I found biology the easiest and most interesting of all my subjects in secondary school. I’d stay up at night reading some chapter of a big advanced textbook I’d gotten from my mom. I’d always plant herbs and shrubs, religiously watering them, both in the dry season and weirdly in the rainy season as well. I chose to study Wildlife and Ecotourism Management for my undergraduate, despite resistance from my folks to go for something more economically prospective.
The loneliness for nature lovers in developing nations is truly palpable. I didn’t have friends and was usually treated as a weirdo who looked at birds. The climate here is really different from what I saw on TV. The disregard for other life forms has resulted in a rapid decline in most megafauna and flora populations. There’s are so many locally extinct species that have been driven to extinction due to overexploitation. Worse off is that I can’t even discuss with friends about the need to keep species around without being dismissed as weird. I feel misplaced oftentimes, unsure of where to make an impact.
Uni went by fast, and my folks were right. It was so difficult to get a job in conservation, and well-paying jobs were even more scarce. I got a job, an office job, working as support personnel at an erosion control project. I do console myself that it’s still an environmentally focused job.

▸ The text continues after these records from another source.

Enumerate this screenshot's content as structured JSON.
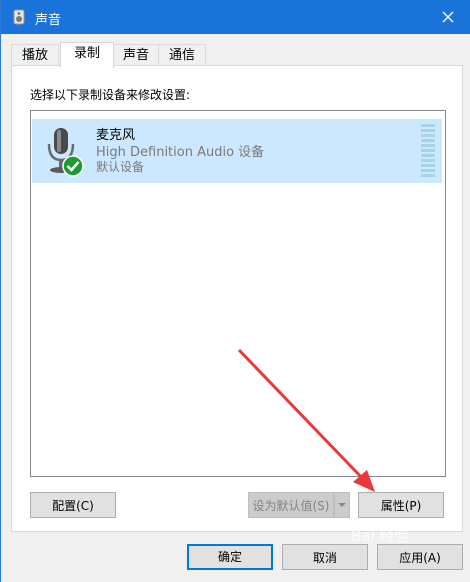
{
  "window": {
    "title": "声音",
    "close_icon": "close-icon",
    "app_icon": "speaker-icon"
  },
  "tabs": [
    {
      "label": "播放",
      "active": false
    },
    {
      "label": "录制",
      "active": true
    },
    {
      "label": "声音",
      "active": false
    },
    {
      "label": "通信",
      "active": false
    }
  ],
  "panel": {
    "instruction": "选择以下录制设备来修改设置:"
  },
  "devices": [
    {
      "name": "麦克风",
      "description": "High Definition Audio 设备",
      "status": "默认设备",
      "icon": "microphone-icon",
      "badge_icon": "check-icon",
      "selected": true
    }
  ],
  "panel_buttons": {
    "configure": "配置(C)",
    "set_default": "设为默认值(S)",
    "properties": "属性(P)"
  },
  "dialog_buttons": {
    "ok": "确定",
    "cancel": "取消",
    "apply": "应用(A)"
  },
  "watermark": "Bai 经验",
  "colors": {
    "titlebar": "#1a73d9",
    "selection": "#cce8ff",
    "accent": "#0078d7",
    "annotation_arrow": "#e8383a"
  }
}
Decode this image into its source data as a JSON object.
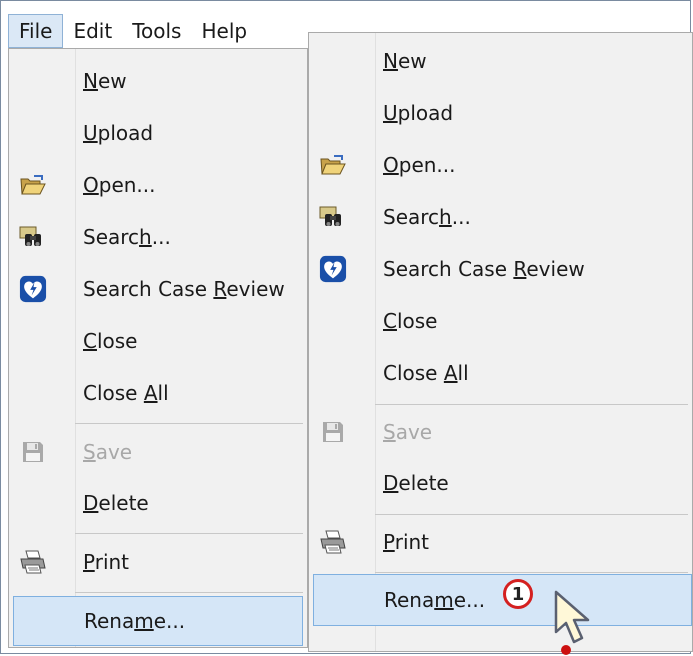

Sadly, I am completely unfulfilled at this job, but I’m too scared to quit because I know it’s difficult to find a job in the conservation industry. I self reflect and I cringe at how much I’ve changed under the social and emotional demands to conform and not act or talk weird.
I’m no longer the soft child who watered plants, adopted insects, reared rabbits, fed fishes, shared beds with my dog and cared for wounded lizards. I’m still yet to understand what stands in his place. I am still a passionate conservationist, hoping to regain his voice.
That’s the sum of my story and I hope it inspires others to share.
For more of Dolapo, check out @dollype805 on Instagram
I really resonated with this blog post and am so glad you shared your story. I don’t feel solid in my conservation career yet, but it will come for us in time! However, letting time take its course can be quite stressful.